Web page and app entries
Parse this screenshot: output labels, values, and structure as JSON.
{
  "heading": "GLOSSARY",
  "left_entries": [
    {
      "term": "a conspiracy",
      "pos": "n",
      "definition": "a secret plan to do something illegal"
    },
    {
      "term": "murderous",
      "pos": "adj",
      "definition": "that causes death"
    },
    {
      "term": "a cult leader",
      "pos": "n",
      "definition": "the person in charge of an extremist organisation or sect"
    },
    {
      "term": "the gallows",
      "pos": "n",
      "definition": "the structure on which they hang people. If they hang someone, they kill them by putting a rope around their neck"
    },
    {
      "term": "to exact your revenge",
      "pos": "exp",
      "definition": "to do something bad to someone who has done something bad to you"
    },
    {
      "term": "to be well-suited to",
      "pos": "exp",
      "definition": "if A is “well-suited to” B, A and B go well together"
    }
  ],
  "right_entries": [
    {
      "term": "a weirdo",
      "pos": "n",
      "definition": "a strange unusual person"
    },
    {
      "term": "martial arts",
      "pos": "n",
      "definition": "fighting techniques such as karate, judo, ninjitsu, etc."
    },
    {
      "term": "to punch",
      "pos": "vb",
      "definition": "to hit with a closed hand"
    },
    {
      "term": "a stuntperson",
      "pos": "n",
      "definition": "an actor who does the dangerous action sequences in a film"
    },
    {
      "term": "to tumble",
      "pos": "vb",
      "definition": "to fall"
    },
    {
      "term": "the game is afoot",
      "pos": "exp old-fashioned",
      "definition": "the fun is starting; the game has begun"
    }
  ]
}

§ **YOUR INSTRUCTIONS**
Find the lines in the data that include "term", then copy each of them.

§ **YOUR SOLUTION**
      "term": "a conspiracy",
      "term": "murderous",
      "term": "a cult leader",
      "term": "the gallows",
      "term": "to exact your revenge",
      "term": "to be well-suited to",
      "term": "a weirdo",
      "term": "martial arts",
      "term": "to punch",
      "term": "a stuntperson",
      "term": "to tumble",
      "term": "the game is afoot",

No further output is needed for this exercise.